Posted: Mon Feb 23, 2015 11:42 am
by Percivale
Kawai R-100. So much dust accumulates in connector pads that inputs would no longer register. A good clean/bath restored them to working order.

Re: Synth Defects - Ticking Time Bombs

Posted: Mon Feb 23, 2015 4:47 pm
by Hybrid88
ppg_wavecomputer wrote:The early PPG Wave 2 have a dreadful Keyboard which is nearly impossible to fix with new bushings as it's no real Pratt and Read...
Yeah I found that out the hard way on a 2.2, new bushings are just tight enough to make playing fast impossible. :(

Also got to mention the Yamaha DX-100 (and a lot of other 80's synths) that has it's jack board mounted without adequate strain relief causing cracks in the solder joints and intermittent input/output jacks. Annoying but a simple fix.

Re: Synth Defects - Ticking Time Bombs

Posted: Mon Feb 23, 2015 5:10 pm
by ninja6485
Every Roland product I have with buttons seems to have at least one that doesn't want to trigger - this varies from: you have to press it twice sometimes, to being extremely touchy and barely usable, to being completely unresponsive.

Re: Synth Defects - Ticking Time Bombs

Posted: Mon Feb 23, 2015 6:28 pm
by pflosi
So you just don't program rests in your 303? ;)

IME on the X0X machines the buttons tend to get better with regular use. Same for lots of Roland keyboards (the infamous double-triggering).

Re: Synth Defects - Ticking Time Bombs

Posted: Mon Feb 23, 2015 6:39 pm
by Aaron2
coastalscrub wrote:There are documented problems with a handful of synths where leaving the problem unaddressed causes major damage to the synth.

- Korg Polysix - the original NiCad battery leaks and causes catastrophic corrosion to circuit board.
The Korg Poly-61 has the same problem.

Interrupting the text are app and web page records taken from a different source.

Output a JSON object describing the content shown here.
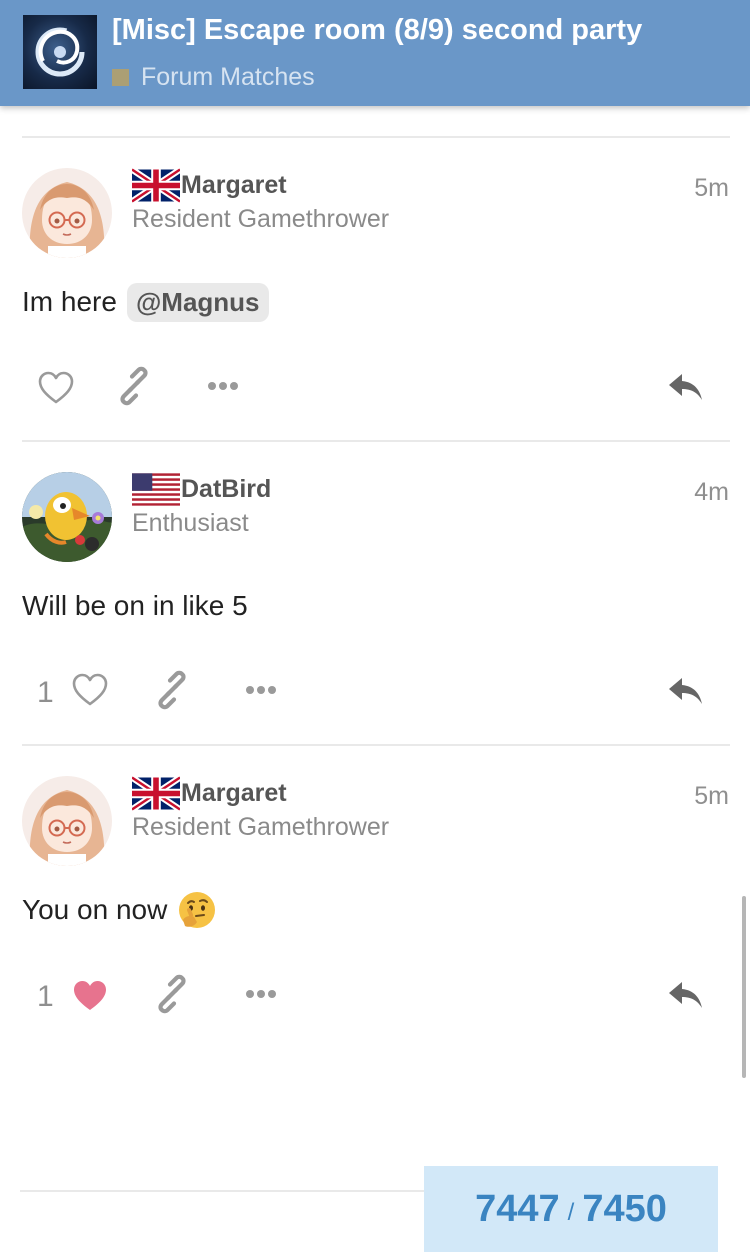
{
  "header": {
    "title": "[Misc] Escape room (8/9) second party",
    "category": "Forum Matches",
    "category_color": "#ab9f74",
    "background": "#6a97c8"
  },
  "posts": [
    {
      "username": "Margaret",
      "user_title": "Resident Gamethrower",
      "time": "5m",
      "flag": "uk-flag-icon",
      "text": "Im here",
      "mention": "@Magnus",
      "like_count": "",
      "liked": false
    },
    {
      "username": "DatBird",
      "user_title": "Enthusiast",
      "time": "4m",
      "flag": "us-flag-icon",
      "text": "Will be on in like 5",
      "like_count": "1",
      "liked": false
    },
    {
      "username": "Margaret",
      "user_title": "Resident Gamethrower",
      "time": "5m",
      "flag": "uk-flag-icon",
      "text": "You on now",
      "emoji": "thinking-face-icon",
      "like_count": "1",
      "liked": true
    }
  ],
  "progress": {
    "current": "7447",
    "separator": "/",
    "total": "7450"
  },
  "colors": {
    "liked_heart": "#e7738e",
    "progress_bg": "#d2e8f8",
    "progress_text": "#3a84c1"
  }
}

Which is why at least 9 out of 10 that you'll encounter don't work! :x

Re: Synth Defects - Ticking Time Bombs

Posted: Mon Feb 23, 2015 6:53 pm
by fh991586
coastalscrub wrote:- Roland Juno 106 / MKS-70 / HS-60 - the voice chips have an epoxy coating that eventually short the chips resulting in dead voices.
The MKS-70 is fine on this subject: you got it mixed with the MKS-7 & MKS-30, which share the save epoxy chip as the Juno 106.